WHAT TO WORK ON – Count every line in the data below where the word "Networking" appears, then state only that count.

(Dataset excerpts)
%%

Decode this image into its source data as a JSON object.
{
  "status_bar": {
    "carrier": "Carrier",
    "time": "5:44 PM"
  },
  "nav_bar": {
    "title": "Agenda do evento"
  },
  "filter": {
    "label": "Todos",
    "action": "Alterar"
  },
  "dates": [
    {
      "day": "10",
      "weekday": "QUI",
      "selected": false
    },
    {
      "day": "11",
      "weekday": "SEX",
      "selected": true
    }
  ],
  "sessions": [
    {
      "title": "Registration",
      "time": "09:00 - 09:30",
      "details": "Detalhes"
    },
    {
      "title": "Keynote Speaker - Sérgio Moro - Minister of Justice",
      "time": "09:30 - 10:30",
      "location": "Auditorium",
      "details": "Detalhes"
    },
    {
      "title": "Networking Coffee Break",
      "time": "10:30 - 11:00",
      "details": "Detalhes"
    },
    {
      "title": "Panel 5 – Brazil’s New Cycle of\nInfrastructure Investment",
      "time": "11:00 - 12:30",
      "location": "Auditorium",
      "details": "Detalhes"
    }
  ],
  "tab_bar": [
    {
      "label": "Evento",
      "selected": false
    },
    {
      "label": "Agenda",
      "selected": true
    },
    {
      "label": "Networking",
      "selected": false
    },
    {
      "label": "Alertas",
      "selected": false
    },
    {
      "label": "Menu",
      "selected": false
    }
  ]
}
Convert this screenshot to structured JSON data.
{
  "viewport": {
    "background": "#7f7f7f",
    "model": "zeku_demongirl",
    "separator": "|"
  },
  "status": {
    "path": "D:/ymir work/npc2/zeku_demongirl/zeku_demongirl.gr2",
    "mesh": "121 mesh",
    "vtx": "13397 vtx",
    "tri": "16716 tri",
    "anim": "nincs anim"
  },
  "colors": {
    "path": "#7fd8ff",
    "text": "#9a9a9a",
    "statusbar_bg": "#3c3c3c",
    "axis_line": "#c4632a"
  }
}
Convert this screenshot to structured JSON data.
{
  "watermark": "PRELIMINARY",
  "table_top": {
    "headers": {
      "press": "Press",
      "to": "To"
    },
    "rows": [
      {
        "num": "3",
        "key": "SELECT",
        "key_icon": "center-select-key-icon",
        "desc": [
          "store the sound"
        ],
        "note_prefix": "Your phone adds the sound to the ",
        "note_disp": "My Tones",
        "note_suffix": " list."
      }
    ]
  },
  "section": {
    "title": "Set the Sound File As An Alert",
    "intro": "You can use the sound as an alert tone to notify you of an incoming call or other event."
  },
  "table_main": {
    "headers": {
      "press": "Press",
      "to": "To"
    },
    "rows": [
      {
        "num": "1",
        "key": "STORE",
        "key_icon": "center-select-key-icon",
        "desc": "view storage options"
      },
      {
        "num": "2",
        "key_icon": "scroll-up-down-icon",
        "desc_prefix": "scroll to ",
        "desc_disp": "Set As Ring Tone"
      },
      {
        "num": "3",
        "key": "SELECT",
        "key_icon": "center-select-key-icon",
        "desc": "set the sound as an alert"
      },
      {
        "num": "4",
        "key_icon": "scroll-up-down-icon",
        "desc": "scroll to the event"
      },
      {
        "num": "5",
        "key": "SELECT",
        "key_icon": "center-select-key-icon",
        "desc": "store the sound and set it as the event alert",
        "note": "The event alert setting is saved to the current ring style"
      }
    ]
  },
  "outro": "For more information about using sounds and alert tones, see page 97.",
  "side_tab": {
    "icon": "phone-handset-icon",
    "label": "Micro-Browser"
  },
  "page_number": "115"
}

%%

SOLUTION TO THE PROBLEM – 2